We need to create well-paid jobs with a skilled workforce, a jobs guarantee for 16 to 24-year-olds, who have been the worst hit by the economic impact of the pandemic, and a tax cut for high street businesses so that they can compete against online giants. The clear blue sky is the limit.
The second thread running through the manifesto is a green one. The pandemic has shaken all of our lives but that will be nothing compared to the upheaval we will face unless action is taken now to tackle the climate emergency.
This recognition can be found in every corner of our manifesto. To reduce transport emissions, Scotland needs a new network of superfast electric chargers. It needs more publicly owned land dedicated to rewilding. It needs our schools and homes refitted to make them more energy efficient, cut bills and tackle fuel poverty. These are the type of policies which could really make a difference in people’s everyday life.
Davidson and Ross are very different

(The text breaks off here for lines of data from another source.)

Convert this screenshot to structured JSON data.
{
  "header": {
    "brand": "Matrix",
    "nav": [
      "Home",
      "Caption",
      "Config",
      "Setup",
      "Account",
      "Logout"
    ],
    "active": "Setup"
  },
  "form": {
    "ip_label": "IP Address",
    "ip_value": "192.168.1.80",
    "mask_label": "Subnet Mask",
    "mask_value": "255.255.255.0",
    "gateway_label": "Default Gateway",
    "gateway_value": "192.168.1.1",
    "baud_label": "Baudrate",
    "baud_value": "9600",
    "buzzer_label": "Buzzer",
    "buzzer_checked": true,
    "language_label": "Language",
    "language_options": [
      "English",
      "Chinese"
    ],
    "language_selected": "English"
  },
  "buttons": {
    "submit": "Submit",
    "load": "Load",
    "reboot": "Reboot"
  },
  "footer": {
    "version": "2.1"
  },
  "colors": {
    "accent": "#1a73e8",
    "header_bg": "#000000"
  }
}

Over the past few years, Scottish Liberal Democrats have won money in the budget for education and agriculture, the declaration of a mental health crisis and tougher targets on climate change action. But now I want us to go further.
Unlike the SNP, who will always put a second referendum first, there is nothing to distract the Liberal Democrats from our work to help Scotland bounce back from the pandemic.
This is at the heart of our liberal offer. We want every individual to achieve their potential. Sadly not every other party leader appears to share our same goals.
I will let you in on a secret. We’ve had plenty of political disagreements but in person I always got on well with Ruth Davidson. She’s entertaining company and an energetic advocate for her cause.
Ruth clambered up on a tank and looked like she had a great time. Douglas Ross did the same and presented a far darker image.
Now under new leadership, the Conservative campaign so far has been relentlessly negative. It’s not an appealing vision. I am as opposed to an independence referendum as the next person but the duty on opposition parties is to offer something better.
Focused on the future
The new Scottish Conservatives are nothing like those we got to know under Ruth Davidson. Mere minutes after it was launched, their manifesto was revealed to contain tax cuts that would save Tory MSPs £1,321, while support for some of Scotland’s poorest families was punted into the end of the Parliament. If there’s a parade, these new Scottish Tories will rain on it.
If you’re one of the many Scots won over by Ruth Davidson’s sunny disposition and centrist agenda, this might not look like such an appealing prospect any more.
Nicola Sturgeon and Alex Salmond want to spend the next five years arguing over independence. Douglas Ross will be only too happy to join them. I don’t think that’s good enough.
My Liberal Democrats are looking forward and focused on the future. We don’t want the next parliament to be stuck in the past. We are like our manifesto day: clear, full of light and hope.
Willie Rennie is leader of the Scottish Liberal Democrats and their Scottish Parliament election candidate in North-East Fife